---------- RECORDS PROVIDED ----------
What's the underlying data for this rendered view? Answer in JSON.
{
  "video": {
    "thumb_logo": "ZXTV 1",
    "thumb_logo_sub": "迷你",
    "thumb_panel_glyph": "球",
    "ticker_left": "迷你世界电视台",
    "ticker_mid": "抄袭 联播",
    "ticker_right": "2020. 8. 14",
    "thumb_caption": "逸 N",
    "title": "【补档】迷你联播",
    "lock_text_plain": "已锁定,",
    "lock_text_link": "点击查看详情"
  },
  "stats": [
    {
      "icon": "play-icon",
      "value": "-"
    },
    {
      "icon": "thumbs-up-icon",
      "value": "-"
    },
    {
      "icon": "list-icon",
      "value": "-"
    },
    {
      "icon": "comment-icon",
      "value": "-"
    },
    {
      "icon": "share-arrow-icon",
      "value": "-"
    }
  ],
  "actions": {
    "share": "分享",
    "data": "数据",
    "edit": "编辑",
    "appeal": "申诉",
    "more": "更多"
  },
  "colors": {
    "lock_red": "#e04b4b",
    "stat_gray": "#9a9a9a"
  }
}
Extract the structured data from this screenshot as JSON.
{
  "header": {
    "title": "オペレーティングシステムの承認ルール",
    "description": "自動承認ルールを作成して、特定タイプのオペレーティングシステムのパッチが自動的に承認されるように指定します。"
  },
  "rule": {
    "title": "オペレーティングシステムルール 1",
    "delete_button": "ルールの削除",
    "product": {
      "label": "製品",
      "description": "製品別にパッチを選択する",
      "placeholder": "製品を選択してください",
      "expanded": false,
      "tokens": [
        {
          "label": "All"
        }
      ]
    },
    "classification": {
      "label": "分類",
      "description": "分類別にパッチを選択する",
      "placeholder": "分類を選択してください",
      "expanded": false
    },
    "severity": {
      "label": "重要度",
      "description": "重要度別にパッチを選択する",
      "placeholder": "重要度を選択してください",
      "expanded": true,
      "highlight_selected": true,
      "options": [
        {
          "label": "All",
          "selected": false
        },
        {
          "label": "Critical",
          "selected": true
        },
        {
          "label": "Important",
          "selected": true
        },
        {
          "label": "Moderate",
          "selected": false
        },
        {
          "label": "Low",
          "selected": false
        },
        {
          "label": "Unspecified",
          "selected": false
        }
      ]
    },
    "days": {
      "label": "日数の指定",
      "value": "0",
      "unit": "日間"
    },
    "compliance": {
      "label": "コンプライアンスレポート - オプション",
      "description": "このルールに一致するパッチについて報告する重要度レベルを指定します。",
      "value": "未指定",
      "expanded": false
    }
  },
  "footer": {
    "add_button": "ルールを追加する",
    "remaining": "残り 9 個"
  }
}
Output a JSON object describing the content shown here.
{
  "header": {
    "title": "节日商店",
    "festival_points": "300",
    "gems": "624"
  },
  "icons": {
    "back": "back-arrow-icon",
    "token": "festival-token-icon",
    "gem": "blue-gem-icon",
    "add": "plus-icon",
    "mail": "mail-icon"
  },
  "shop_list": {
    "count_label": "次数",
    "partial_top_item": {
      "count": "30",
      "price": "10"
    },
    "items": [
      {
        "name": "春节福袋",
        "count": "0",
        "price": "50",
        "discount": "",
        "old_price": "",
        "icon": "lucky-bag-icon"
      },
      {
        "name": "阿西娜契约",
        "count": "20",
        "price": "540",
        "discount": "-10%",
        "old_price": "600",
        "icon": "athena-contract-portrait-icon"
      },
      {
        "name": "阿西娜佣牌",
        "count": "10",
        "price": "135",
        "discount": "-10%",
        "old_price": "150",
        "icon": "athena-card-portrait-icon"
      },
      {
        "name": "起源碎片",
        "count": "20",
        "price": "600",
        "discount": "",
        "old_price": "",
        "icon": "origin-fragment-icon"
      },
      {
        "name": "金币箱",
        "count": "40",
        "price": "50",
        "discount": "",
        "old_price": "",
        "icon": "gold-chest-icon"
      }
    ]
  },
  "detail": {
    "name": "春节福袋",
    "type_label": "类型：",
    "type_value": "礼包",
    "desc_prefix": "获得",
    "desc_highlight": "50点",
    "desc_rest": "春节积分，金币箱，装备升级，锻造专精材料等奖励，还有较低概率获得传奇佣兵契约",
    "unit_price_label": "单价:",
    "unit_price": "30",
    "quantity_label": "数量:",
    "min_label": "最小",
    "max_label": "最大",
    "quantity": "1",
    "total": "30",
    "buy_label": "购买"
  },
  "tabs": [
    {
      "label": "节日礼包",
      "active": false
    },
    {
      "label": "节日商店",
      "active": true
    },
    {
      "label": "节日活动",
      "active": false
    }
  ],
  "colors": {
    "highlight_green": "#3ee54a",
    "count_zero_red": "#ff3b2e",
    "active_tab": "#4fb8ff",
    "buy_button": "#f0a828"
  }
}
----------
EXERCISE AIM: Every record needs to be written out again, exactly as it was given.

COMPLETED EXERCISE:
What's the underlying data for this rendered view? Answer in JSON.
{
  "video": {
    "thumb_logo": "ZXTV 1",
    "thumb_logo_sub": "迷你",
    "thumb_panel_glyph": "球",
    "ticker_left": "迷你世界电视台",
    "ticker_mid": "抄袭 联播",
    "ticker_right": "2020. 8. 14",
    "thumb_caption": "逸 N",
    "title": "【补档】迷你联播",
    "lock_text_plain": "已锁定,",
    "lock_text_link": "点击查看详情"
  },
  "stats": [
    {
      "icon": "play-icon",
      "value": "-"
    },
    {
      "icon": "thumbs-up-icon",
      "value": "-"
    },
    {
      "icon": "list-icon",
      "value": "-"
    },
    {
      "icon": "comment-icon",
      "value": "-"
    },
    {
      "icon": "share-arrow-icon",
      "value": "-"
    }
  ],
  "actions": {
    "share": "分享",
    "data": "数据",
    "edit": "编辑",
    "appeal": "申诉",
    "more": "更多"
  },
  "colors": {
    "lock_red": "#e04b4b",
    "stat_gray": "#9a9a9a"
  }
}
Extract the structured data from this screenshot as JSON.
{
  "header": {
    "title": "オペレーティングシステムの承認ルール",
    "description": "自動承認ルールを作成して、特定タイプのオペレーティングシステムのパッチが自動的に承認されるように指定します。"
  },
  "rule": {
    "title": "オペレーティングシステムルール 1",
    "delete_button": "ルールの削除",
    "product": {
      "label": "製品",
      "description": "製品別にパッチを選択する",
      "placeholder": "製品を選択してください",
      "expanded": false,
      "tokens": [
        {
          "label": "All"
        }
      ]
    },
    "classification": {
      "label": "分類",
      "description": "分類別にパッチを選択する",
      "placeholder": "分類を選択してください",
      "expanded": false
    },
    "severity": {
      "label": "重要度",
      "description": "重要度別にパッチを選択する",
      "placeholder": "重要度を選択してください",
      "expanded": true,
      "highlight_selected": true,
      "options": [
        {
          "label": "All",
          "selected": false
        },
        {
          "label": "Critical",
          "selected": true
        },
        {
          "label": "Important",
          "selected": true
        },
        {
          "label": "Moderate",
          "selected": false
        },
        {
          "label": "Low",
          "selected": false
        },
        {
          "label": "Unspecified",
          "selected": false
        }
      ]
    },
    "days": {
      "label": "日数の指定",
      "value": "0",
      "unit": "日間"
    },
    "compliance": {
      "label": "コンプライアンスレポート - オプション",
      "description": "このルールに一致するパッチについて報告する重要度レベルを指定します。",
      "value": "未指定",
      "expanded": false
    }
  },
  "footer": {
    "add_button": "ルールを追加する",
    "remaining": "残り 9 個"
  }
}
Output a JSON object describing the content shown here.
{
  "header": {
    "title": "节日商店",
    "festival_points": "300",
    "gems": "624"
  },
  "icons": {
    "back": "back-arrow-icon",
    "token": "festival-token-icon",
    "gem": "blue-gem-icon",
    "add": "plus-icon",
    "mail": "mail-icon"
  },
  "shop_list": {
    "count_label": "次数",
    "partial_top_item": {
      "count": "30",
      "price": "10"
    },
    "items": [
      {
        "name": "春节福袋",
        "count": "0",
        "price": "50",
        "discount": "",
        "old_price": "",
        "icon": "lucky-bag-icon"
      },
      {
        "name": "阿西娜契约",
        "count": "20",
        "price": "540",
        "discount": "-10%",
        "old_price": "600",
        "icon": "athena-contract-portrait-icon"
      },
      {
        "name": "阿西娜佣牌",
        "count": "10",
        "price": "135",
        "discount": "-10%",
        "old_price": "150",
        "icon": "athena-card-portrait-icon"
      },
      {
        "name": "起源碎片",
        "count": "20",
        "price": "600",
        "discount": "",
        "old_price": "",
        "icon": "origin-fragment-icon"
      },
      {
        "name": "金币箱",
        "count": "40",
        "price": "50",
        "discount": "",
        "old_price": "",
        "icon": "gold-chest-icon"
      }
    ]
  },
  "detail": {
    "name": "春节福袋",
    "type_label": "类型：",
    "type_value": "礼包",
    "desc_prefix": "获得",
    "desc_highlight": "50点",
    "desc_rest": "春节积分，金币箱，装备升级，锻造专精材料等奖励，还有较低概率获得传奇佣兵契约",
    "unit_price_label": "单价:",
    "unit_price": "30",
    "quantity_label": "数量:",
    "min_label": "最小",
    "max_label": "最大",
    "quantity": "1",
    "total": "30",
    "buy_label": "购买"
  },
  "tabs": [
    {
      "label": "节日礼包",
      "active": false
    },
    {
      "label": "节日商店",
      "active": true
    },
    {
      "label": "节日活动",
      "active": false
    }
  ],
  "colors": {
    "highlight_green": "#3ee54a",
    "count_zero_red": "#ff3b2e",
    "active_tab": "#4fb8ff",
    "buy_button": "#f0a828"
  }
}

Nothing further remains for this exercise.